Along with former Mayor Mike McGinn, Moon emerged as a leading opponent of the deep-bore tunnel. She and others demanded a so-called “surface-transit” option, which they said would absorb viaduct traffic by expanding bus service and rerouting traffic to Interstate 5 and downtown streets.
That option — cheaper than a tunnel — was for a time considered a leading possibility. But business and port interests opposed it, and some experts said it would worsen traffic and harm businesses. After years of political debate, state and city leaders rejected that option in favor of the tunnel.
Still, Moon won accolades for her advocacy. The Stranger gave her an honorary “political genius” award in 2007. Two years later, The Municipal League of King County named her “Citizen of the Year.”
“She was a visionary,” said Michael Karp, the president of A World Institute for a Sustainable Humanity (AWISH), a Lopez Island-based nonprofit that acted as a fiscal sponsor, passing through tax-exempt donations to Moon’s coalition.
Moon now lives in a $1.5 million penthouse condo she bought in 2014 with her second husband, architect Mark Reddington, who also served on the city’s waterfront committee.
While acknowledging her property would benefit from the viaduct’s removal, she said her years of commitment to the work has never been motivated by personal gain. Instead, she says, “There was an intention of how do we create a great park that everybody can use.”
Moon served on the city’s 45-member Central Waterfront Committee from 2010 to 2014, sitting on the design-review subgroup.

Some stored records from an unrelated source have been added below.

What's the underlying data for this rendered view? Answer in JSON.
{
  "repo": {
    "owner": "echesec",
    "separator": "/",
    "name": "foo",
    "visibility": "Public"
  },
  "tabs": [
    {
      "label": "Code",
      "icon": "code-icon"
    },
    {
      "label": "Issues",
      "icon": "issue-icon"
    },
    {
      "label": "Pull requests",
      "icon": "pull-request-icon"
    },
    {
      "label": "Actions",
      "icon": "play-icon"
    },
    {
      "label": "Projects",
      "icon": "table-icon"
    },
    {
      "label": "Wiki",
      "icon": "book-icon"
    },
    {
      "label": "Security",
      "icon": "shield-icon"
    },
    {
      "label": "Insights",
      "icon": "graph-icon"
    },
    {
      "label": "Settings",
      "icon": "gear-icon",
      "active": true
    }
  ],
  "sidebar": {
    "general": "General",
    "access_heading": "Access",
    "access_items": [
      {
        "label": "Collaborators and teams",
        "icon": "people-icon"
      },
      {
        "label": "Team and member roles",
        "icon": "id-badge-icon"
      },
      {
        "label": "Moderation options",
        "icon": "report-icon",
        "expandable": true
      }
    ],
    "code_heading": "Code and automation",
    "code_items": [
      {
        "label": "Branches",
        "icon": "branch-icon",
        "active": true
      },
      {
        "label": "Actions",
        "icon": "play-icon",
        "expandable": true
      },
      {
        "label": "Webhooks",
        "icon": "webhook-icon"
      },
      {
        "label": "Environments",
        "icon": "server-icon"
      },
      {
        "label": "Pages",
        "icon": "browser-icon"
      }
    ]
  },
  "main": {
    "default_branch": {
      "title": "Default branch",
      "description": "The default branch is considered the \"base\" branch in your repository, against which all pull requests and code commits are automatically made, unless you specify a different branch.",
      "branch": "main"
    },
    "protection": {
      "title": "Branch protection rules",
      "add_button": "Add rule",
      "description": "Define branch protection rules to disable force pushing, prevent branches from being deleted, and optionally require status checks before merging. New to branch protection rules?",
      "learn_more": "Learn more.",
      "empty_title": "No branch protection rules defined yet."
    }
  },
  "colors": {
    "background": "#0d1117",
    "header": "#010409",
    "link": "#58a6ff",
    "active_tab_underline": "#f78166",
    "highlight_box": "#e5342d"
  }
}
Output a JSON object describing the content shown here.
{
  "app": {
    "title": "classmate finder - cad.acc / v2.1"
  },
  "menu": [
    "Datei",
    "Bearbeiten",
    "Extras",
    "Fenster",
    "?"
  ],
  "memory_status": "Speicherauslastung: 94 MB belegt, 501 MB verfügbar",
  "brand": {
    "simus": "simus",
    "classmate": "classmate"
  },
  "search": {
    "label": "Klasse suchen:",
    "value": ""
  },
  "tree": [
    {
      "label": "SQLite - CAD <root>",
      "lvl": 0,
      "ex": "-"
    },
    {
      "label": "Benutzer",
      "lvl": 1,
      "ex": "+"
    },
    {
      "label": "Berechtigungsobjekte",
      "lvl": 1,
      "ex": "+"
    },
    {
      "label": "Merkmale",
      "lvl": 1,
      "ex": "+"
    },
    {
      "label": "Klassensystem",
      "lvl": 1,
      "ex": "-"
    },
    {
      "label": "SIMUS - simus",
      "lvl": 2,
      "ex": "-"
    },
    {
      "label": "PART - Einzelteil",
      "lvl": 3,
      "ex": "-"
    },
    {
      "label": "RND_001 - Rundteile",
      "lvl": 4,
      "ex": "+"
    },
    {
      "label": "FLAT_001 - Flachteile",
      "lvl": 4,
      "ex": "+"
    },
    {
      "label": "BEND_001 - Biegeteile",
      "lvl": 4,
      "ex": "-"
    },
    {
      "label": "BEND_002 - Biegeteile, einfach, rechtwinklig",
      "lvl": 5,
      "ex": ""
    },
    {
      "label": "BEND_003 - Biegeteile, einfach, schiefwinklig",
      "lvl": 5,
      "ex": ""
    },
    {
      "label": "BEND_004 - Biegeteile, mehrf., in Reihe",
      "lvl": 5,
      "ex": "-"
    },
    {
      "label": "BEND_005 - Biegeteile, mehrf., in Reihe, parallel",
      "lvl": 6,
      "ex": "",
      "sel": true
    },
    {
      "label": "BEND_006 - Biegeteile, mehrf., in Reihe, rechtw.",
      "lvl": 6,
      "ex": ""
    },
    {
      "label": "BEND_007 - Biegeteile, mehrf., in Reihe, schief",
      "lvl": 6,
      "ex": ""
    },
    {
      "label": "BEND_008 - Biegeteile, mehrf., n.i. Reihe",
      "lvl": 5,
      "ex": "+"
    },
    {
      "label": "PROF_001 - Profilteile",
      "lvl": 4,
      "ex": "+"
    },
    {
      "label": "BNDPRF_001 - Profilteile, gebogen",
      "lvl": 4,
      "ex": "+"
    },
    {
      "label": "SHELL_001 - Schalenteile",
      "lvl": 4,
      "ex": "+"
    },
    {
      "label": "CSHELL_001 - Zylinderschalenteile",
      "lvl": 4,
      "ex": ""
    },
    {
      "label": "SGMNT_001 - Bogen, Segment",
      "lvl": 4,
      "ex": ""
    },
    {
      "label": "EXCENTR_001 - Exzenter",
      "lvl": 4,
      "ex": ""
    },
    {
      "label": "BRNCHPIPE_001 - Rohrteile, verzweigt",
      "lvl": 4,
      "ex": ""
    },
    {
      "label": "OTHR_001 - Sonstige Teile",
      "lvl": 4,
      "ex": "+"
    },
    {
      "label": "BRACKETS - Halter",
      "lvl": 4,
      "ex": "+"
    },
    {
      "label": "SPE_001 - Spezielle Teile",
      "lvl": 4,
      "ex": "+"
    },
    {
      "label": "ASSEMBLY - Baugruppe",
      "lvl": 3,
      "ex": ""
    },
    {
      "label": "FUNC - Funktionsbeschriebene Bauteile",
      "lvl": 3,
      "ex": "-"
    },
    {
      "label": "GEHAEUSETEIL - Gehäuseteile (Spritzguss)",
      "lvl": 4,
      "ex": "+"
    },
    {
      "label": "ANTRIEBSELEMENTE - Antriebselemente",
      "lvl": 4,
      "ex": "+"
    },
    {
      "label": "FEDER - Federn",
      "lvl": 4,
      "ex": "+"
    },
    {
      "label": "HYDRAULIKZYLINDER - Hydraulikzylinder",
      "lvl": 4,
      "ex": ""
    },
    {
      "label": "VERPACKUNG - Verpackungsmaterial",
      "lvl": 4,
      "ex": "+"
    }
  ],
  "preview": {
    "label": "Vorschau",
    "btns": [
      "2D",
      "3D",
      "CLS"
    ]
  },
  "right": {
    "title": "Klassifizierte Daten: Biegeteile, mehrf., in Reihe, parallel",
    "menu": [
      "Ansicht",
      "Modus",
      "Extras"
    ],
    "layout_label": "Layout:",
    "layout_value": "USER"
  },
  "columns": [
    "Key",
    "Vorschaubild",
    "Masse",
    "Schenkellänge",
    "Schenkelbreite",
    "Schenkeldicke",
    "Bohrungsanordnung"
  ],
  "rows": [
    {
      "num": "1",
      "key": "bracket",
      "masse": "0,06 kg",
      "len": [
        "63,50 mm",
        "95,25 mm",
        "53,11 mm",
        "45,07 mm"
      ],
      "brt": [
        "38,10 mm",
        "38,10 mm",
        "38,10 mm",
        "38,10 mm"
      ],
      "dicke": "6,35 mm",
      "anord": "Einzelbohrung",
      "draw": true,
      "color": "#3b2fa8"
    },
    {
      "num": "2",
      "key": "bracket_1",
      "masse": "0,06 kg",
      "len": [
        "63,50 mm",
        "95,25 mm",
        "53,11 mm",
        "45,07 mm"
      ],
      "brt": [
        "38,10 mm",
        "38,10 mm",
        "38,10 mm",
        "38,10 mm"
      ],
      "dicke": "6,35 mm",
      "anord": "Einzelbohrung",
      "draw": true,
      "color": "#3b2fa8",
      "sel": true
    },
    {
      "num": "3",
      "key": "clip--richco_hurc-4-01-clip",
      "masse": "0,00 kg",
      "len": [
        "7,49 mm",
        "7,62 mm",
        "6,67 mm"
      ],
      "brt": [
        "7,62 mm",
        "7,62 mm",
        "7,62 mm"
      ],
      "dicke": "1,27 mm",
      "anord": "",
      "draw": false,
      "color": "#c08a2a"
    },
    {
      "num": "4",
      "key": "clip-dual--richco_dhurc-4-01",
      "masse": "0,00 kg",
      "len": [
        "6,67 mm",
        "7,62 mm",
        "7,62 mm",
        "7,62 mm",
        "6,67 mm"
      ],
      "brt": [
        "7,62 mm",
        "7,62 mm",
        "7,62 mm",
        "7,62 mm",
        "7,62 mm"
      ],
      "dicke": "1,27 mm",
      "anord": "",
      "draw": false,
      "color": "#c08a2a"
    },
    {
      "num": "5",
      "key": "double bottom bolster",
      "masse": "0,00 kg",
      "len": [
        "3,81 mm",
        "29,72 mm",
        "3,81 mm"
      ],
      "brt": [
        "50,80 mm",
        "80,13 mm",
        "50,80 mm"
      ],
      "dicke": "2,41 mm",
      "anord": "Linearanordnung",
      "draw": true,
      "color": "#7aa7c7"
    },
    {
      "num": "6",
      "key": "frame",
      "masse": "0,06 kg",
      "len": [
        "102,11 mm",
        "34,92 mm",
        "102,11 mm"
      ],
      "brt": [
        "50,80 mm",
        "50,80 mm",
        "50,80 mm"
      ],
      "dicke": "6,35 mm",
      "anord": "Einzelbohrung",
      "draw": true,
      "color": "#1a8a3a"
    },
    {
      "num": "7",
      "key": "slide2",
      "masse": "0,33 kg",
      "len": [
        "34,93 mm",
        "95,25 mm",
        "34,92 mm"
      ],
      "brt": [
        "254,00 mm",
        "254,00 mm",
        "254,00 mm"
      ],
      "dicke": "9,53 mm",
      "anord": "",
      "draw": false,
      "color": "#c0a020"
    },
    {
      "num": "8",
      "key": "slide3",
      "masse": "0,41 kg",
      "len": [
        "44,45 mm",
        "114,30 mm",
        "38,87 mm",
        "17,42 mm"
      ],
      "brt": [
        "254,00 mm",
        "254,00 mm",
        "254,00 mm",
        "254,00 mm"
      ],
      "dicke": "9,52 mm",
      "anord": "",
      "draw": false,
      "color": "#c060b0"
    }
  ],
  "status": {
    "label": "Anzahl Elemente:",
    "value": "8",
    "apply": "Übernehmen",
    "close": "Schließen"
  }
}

In that role, “She asked a lot of hard questions on the street width and design. She challenged us to make the road as human-scaled as it could be,” said Marshall Foster, the city’s waterfront director.
But some prominent leaders involved in the waterfront work — who are supporting Durkan for mayor — contend Moon is overstating her influence in shaping the future waterfront.
“In my humble opinion, she is not giving credit to others that did more,” said City Councilmember Sally Bagshaw, who previously worked on waterfront issues with the civic group Allied Arts.
Maggie Walker, who co-chaired the city’s Central Waterfront Committee with Royer, said Moon tended to relitigate issues after decisions had been made. “This is the trouble, I think, that often activists have when they become involved in public processes. You can’t have it all your way.”
When the waterfront group was reorganized in 2014, Moon was not appointed to the smaller successor committee.
She makes no apologies for critiquing the future waterfront’s design.
“I was standing up for the public interest as I understood it, as many, many, many leaders in the civic arena were pushing me to do,’’ said Moon, “and I was standing up for what I thought was the right thing for the project.”
Moon is counting that her vision and activism will help persuade voters to give her a new unambiguous title: mayor.